- New York City’s salary disclosure law and amendment (see our blog here) requires employers to provide the minimum and maximum salary range (but not bonus, incentive compensation or benefit information) that the employer in good faith believes at the time of posting it would pay for an advertised job, promotion or transfer opportunity for any position located within New York City (or that can be performed in New York City in the case of remote roles). As long as the employer has four or more employees with at least one working in New York City, the law applies. The New York City law became effective on November 1, 2022.
- Westchester County, New York passed its own pay transparency law which requires employers to include the minimum and maximum salaries for jobs that can or will be performed in Westchester County (in whole or in part) in job advertisements, including for remote positions. However, employers are not required to include salary ranges in job postings only generally indicating an employer is accepting applications without referencing particular positions. The Westchester County law became effective on November 6, 2022.

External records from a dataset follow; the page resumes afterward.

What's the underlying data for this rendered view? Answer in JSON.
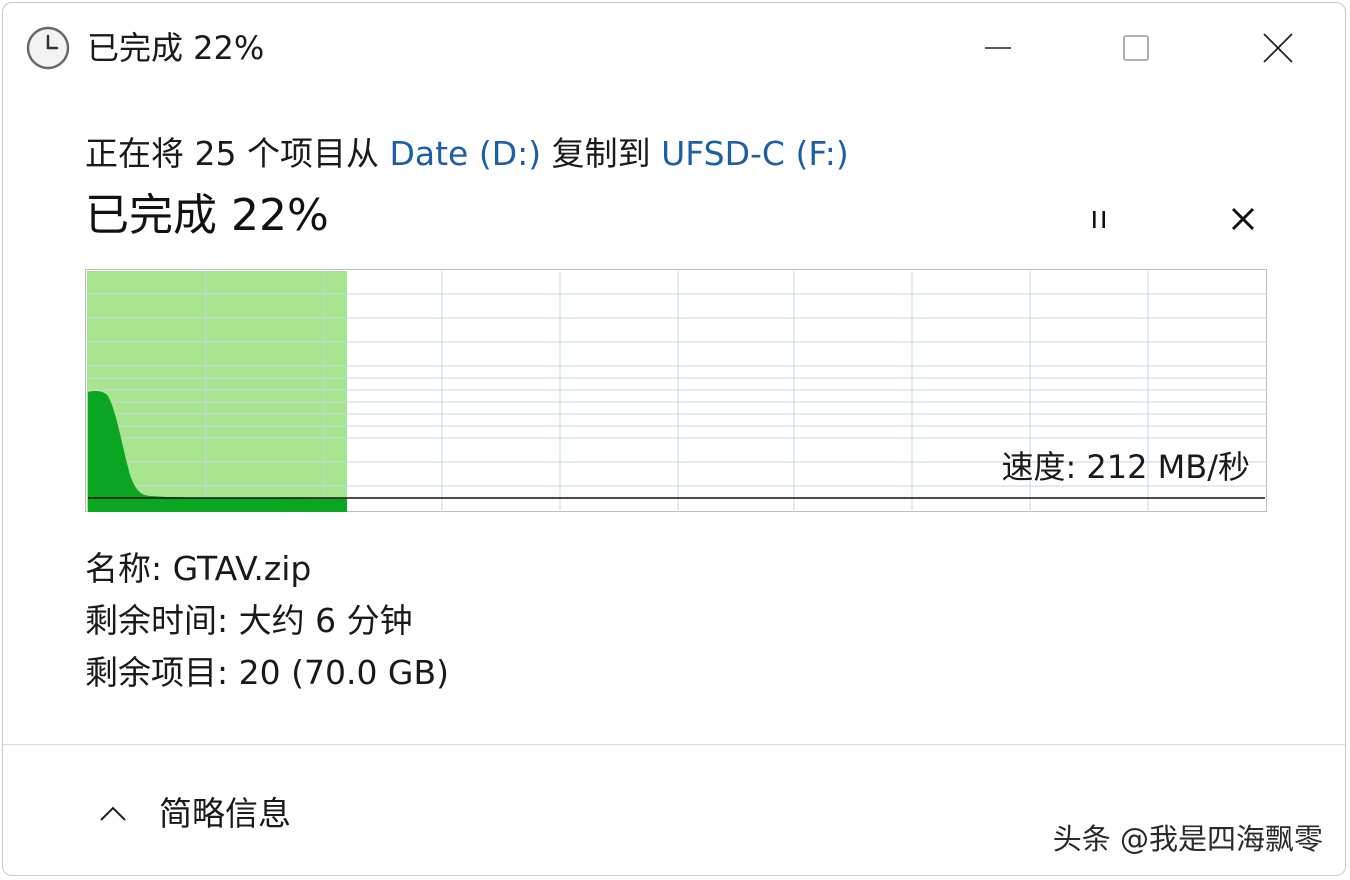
{
  "window": {
    "title": "已完成 22%"
  },
  "header": {
    "copy_prefix": "正在将 25 个项目从 ",
    "source": "Date (D:)",
    "copy_middle": " 复制到 ",
    "destination": "UFSD-C (F:)"
  },
  "progress": {
    "title": "已完成 22%",
    "percent_complete": 22,
    "speed_label": "速度: 212 MB/秒"
  },
  "details": {
    "name": "名称: GTAV.zip",
    "time_remaining": "剩余时间: 大约 6 分钟",
    "items_remaining": "剩余项目: 20 (70.0 GB)"
  },
  "footer": {
    "less_details_label": "简略信息",
    "watermark": "头条 @我是四海飘零"
  },
  "colors": {
    "progress_fill": "#a8e58f",
    "speed_fill": "#0aa521",
    "link": "#1d5fa6",
    "grid": "#c4d6e6"
  },
  "icons": {
    "app": "clock-icon",
    "minimize": "minimize-icon",
    "maximize": "maximize-icon",
    "close": "close-icon",
    "pause": "pause-icon",
    "cancel": "cancel-icon",
    "less_details": "chevron-up-icon"
  }
}
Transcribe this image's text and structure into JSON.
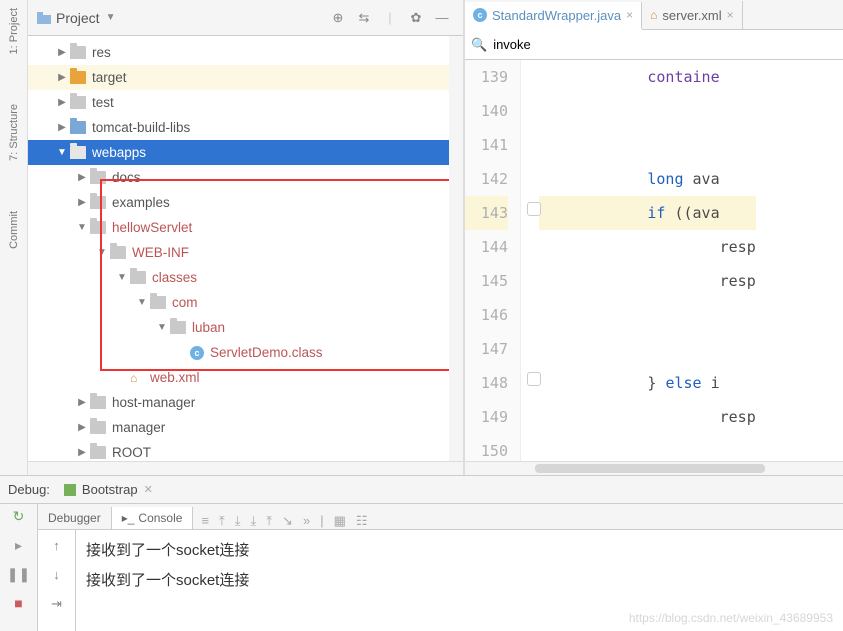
{
  "left_rail": {
    "project": "1: Project",
    "structure": "7: Structure",
    "commit": "Commit"
  },
  "tree_header": {
    "label": "Project"
  },
  "tree": [
    {
      "ind": 1,
      "arrow": "▶",
      "folder": "gray",
      "label": "res"
    },
    {
      "ind": 1,
      "arrow": "▶",
      "folder": "orange",
      "label": "target",
      "row": "y"
    },
    {
      "ind": 1,
      "arrow": "▶",
      "folder": "gray",
      "label": "test",
      "badge": true
    },
    {
      "ind": 1,
      "arrow": "▶",
      "folder": "blue",
      "label": "tomcat-build-libs"
    },
    {
      "ind": 1,
      "arrow": "▼",
      "folder": "blue",
      "label": "webapps",
      "row": "sel"
    },
    {
      "ind": 2,
      "arrow": "▶",
      "folder": "gray",
      "label": "docs"
    },
    {
      "ind": 2,
      "arrow": "▶",
      "folder": "gray",
      "label": "examples"
    },
    {
      "ind": 2,
      "arrow": "▼",
      "folder": "gray",
      "label": "hellowServlet",
      "red": true
    },
    {
      "ind": 3,
      "arrow": "▼",
      "folder": "gray",
      "label": "WEB-INF",
      "red": true
    },
    {
      "ind": 4,
      "arrow": "▼",
      "folder": "gray",
      "label": "classes",
      "red": true
    },
    {
      "ind": 5,
      "arrow": "▼",
      "folder": "gray",
      "label": "com",
      "red": true
    },
    {
      "ind": 6,
      "arrow": "▼",
      "folder": "gray",
      "label": "luban",
      "red": true
    },
    {
      "ind": 7,
      "arrow": "",
      "folder": "class",
      "label": "ServletDemo.class",
      "red": true
    },
    {
      "ind": 4,
      "arrow": "",
      "folder": "xml",
      "label": "web.xml",
      "red": true
    },
    {
      "ind": 2,
      "arrow": "▶",
      "folder": "gray",
      "label": "host-manager"
    },
    {
      "ind": 2,
      "arrow": "▶",
      "folder": "gray",
      "label": "manager"
    },
    {
      "ind": 2,
      "arrow": "▶",
      "folder": "gray",
      "label": "ROOT"
    }
  ],
  "editor": {
    "tabs": [
      {
        "icon": "c",
        "label": "StandardWrapper.java",
        "active": true
      },
      {
        "icon": "x",
        "label": "server.xml",
        "active": false
      }
    ],
    "search_value": "invoke",
    "gutter": [
      "139",
      "140",
      "141",
      "142",
      "143",
      "144",
      "145",
      "146",
      "147",
      "148",
      "149",
      "150"
    ],
    "lines": [
      {
        "txt": "containe",
        "cls": "purple",
        "ind": 6
      },
      {
        "txt": "",
        "ind": 0
      },
      {
        "txt": "",
        "ind": 0
      },
      {
        "txt": "long ava",
        "kw": "long",
        "rest": " ava",
        "ind": 6
      },
      {
        "txt": "if ((ava",
        "kw": "if",
        "rest": " ((ava",
        "ind": 6,
        "hl": true
      },
      {
        "txt": "resp",
        "ind": 10
      },
      {
        "txt": "resp",
        "ind": 10
      },
      {
        "txt": "",
        "ind": 0
      },
      {
        "txt": "",
        "ind": 0
      },
      {
        "txt": "} else i",
        "kw": "else",
        "pre": "} ",
        "rest": " i",
        "ind": 6
      },
      {
        "txt": "resp",
        "ind": 10
      },
      {
        "txt": "",
        "ind": 0
      }
    ]
  },
  "debug": {
    "label": "Debug:",
    "config": "Bootstrap",
    "tabs": [
      {
        "label": "Debugger"
      },
      {
        "label": "Console",
        "active": true
      }
    ],
    "console": [
      "接收到了一个socket连接",
      "接收到了一个socket连接"
    ],
    "watermark": "https://blog.csdn.net/weixin_43689953"
  }
}
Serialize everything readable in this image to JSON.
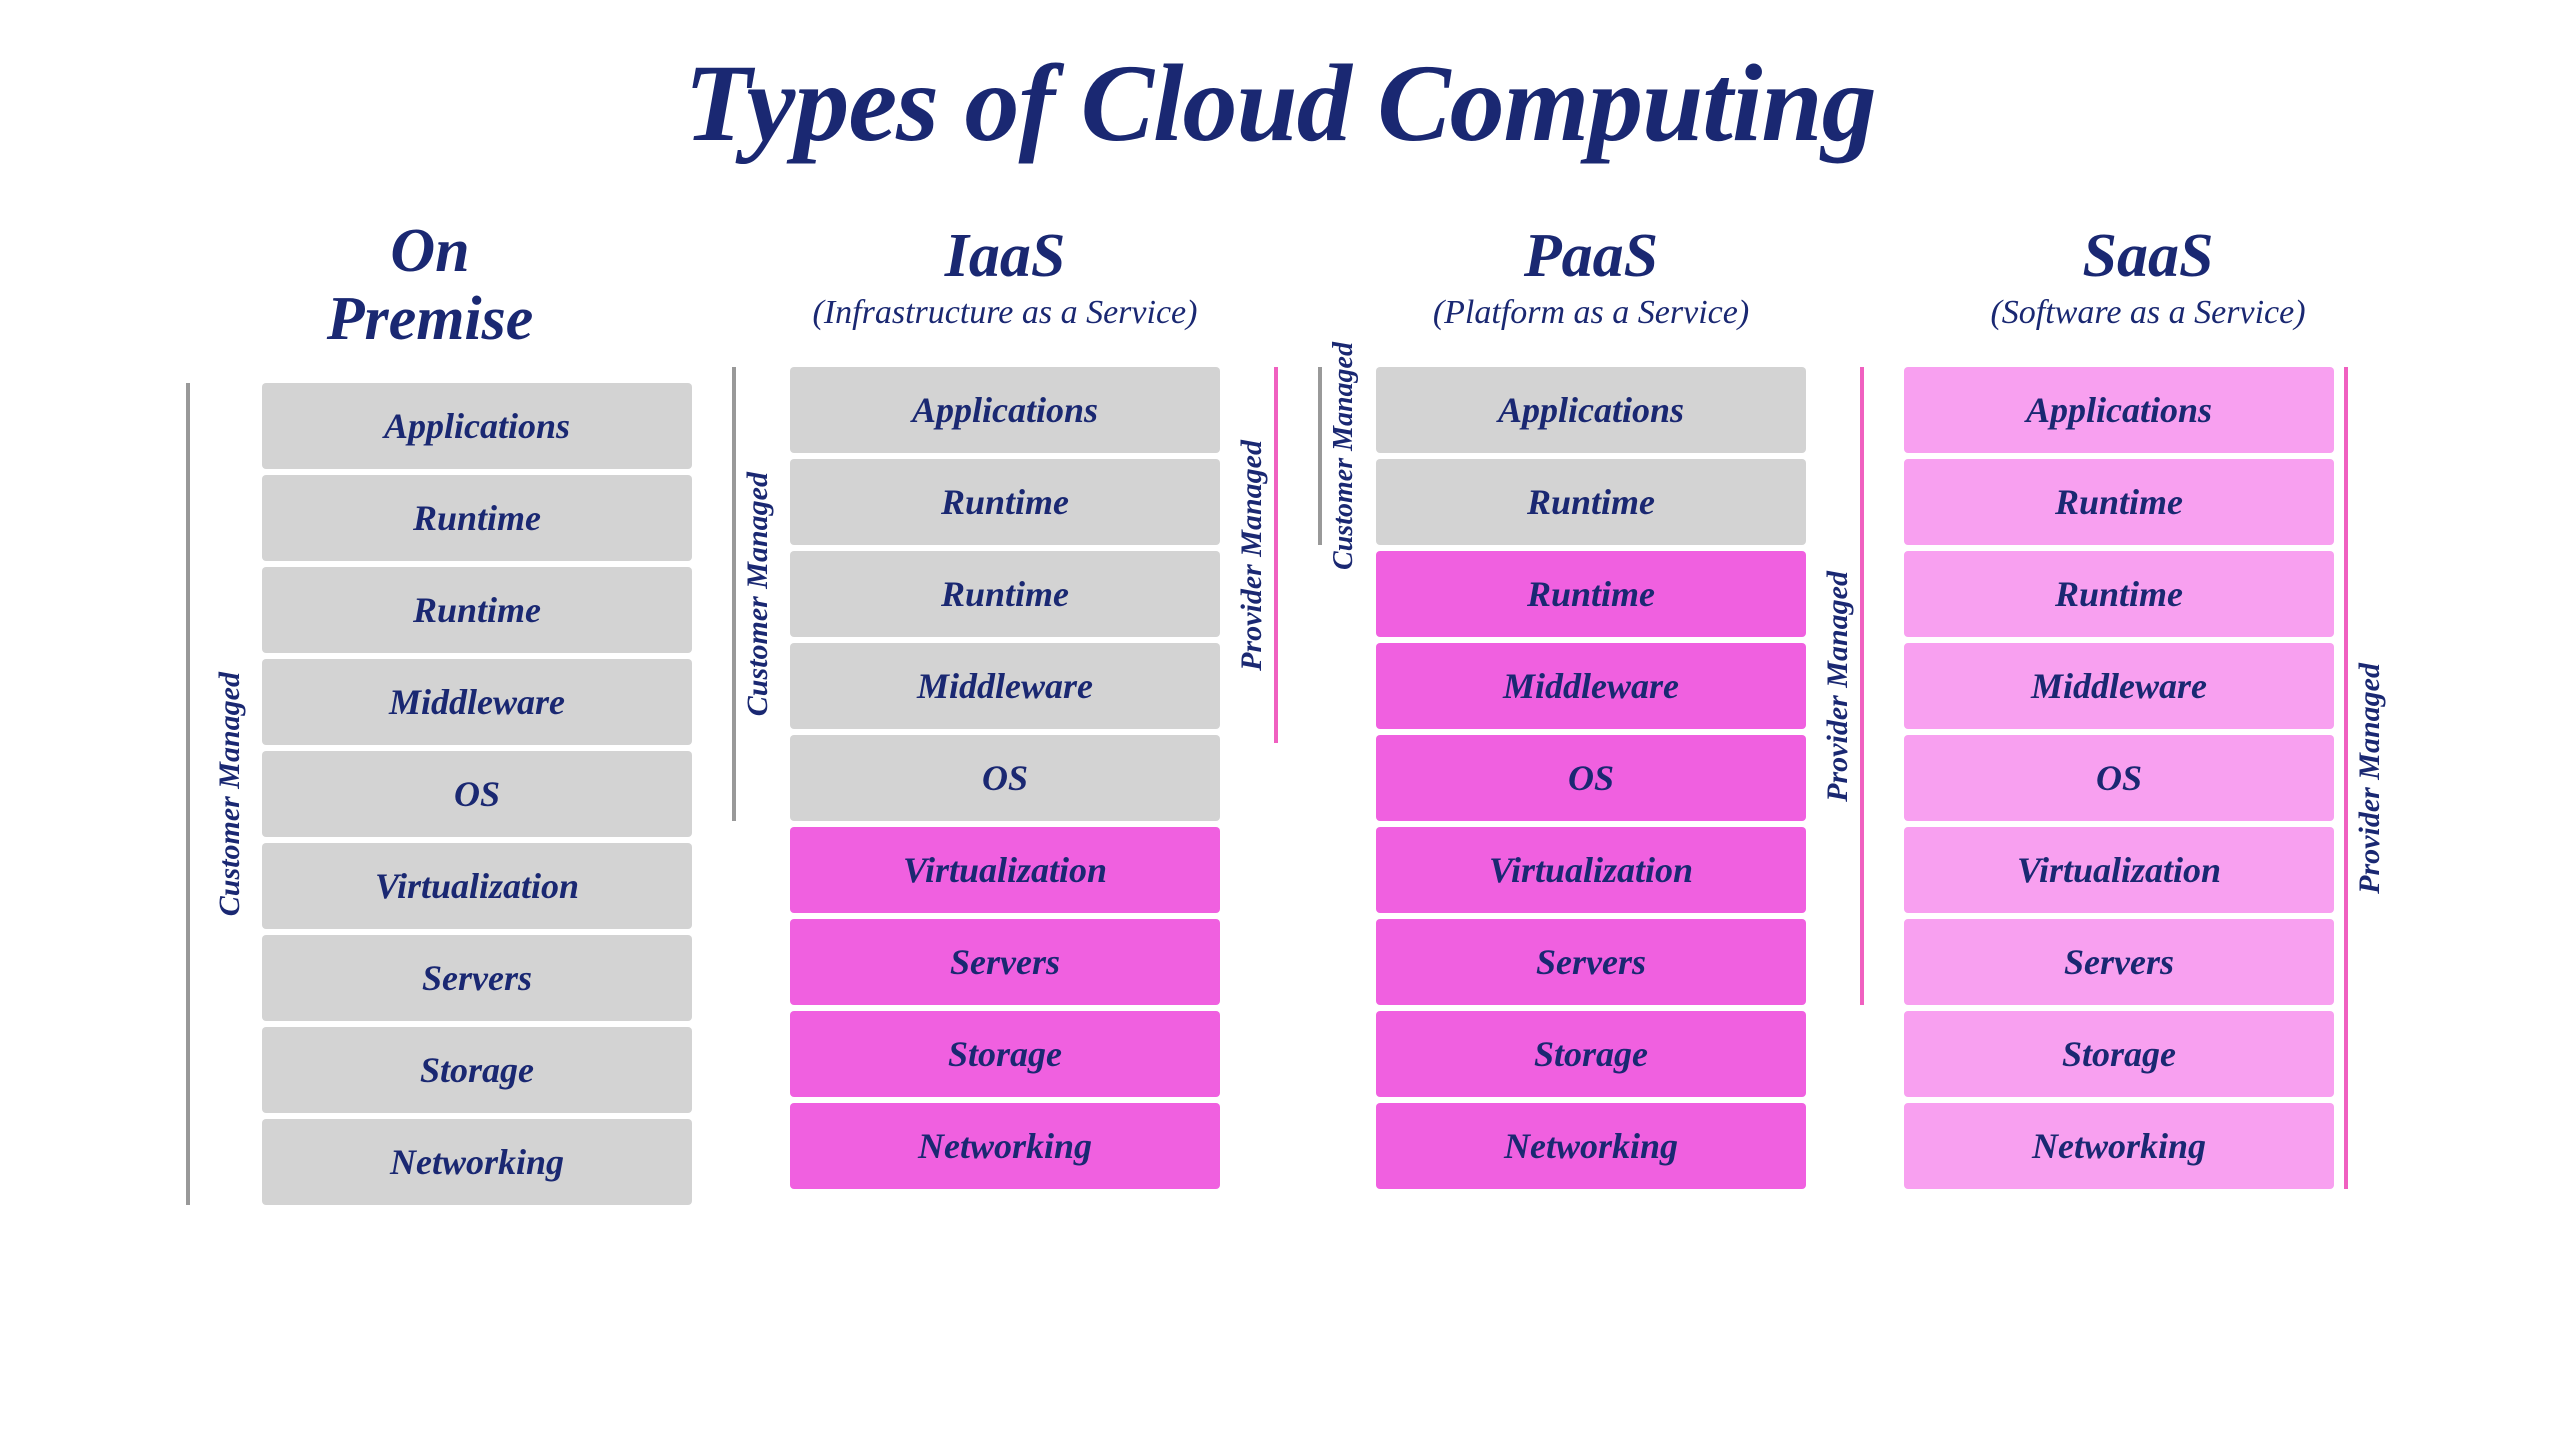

- Ithaca, New York enacted a law making it an unlawful discriminatory practice for an employment agency, employer, employee or agent to advertise an opportunity for employment-including a job, promotion or transfer opportunity-without stating the minimum and maximum hourly or salary compensation for the position in the advertisement. The law applies to employers with four or more employees and applies to all positions for which the standard work location is in the City of Ithaca. The Ithaca law became effective on September 1, 2022. (For more, see City of Ithaca Pay Transparency Law FAQs).
- Jersey City, New Jersey’s pay transparency law applies to employers employing five or more employees with a principal place of business in Jersey City. The law requires employers who provide notice of employment opportunities in print or digital media circulating within Jersey City to include a minimum and maximum “good faith” salary or wage range (including benefits) in job advertisements in the City. The Jersey City law became effective on June 15, 2022.
On the horizon
We expect other jurisdictions to follow suit in requiring salary and pay range disclosures in job postings. Legislation was introduced (but did not advance) in legislative sessions in several jurisdictions earlier this year–and could see light of day in 2023. For instance, US House Bill 6850 was introduced early in 2022, and would have required employers to disclose wage or salary ranges and other forms of compensation reasonably expected to be offered in external or internal job postings. Kentucky and Massachusetts also both introduced legislation requiring pay ranges in job postings in their last legislative sessions. In addition, several states already require the disclosure of such information to applicants and/or employees upon request, and other states may follow suit.
Quick guide of additional steps employers should take now to prepare for this trend
As this trend continues, employers should consult with counsel and:
- Determine which jurisdictions have salary and pay range disclosure laws affecting their company’s job postings–and whether they have to include pay ranges in postings for positions outside of those jurisdictions, including remote positions,
- Determine what pay range information is required to be included in job postings,
- Implement best practices for choosing pay ranges for posting, and
- Plan how to communicate any changes to their workforce.
For help with strategies to address the varying requirements across jurisdictions or any of your other employment needs, contact your Baker McKenzie employment attorney.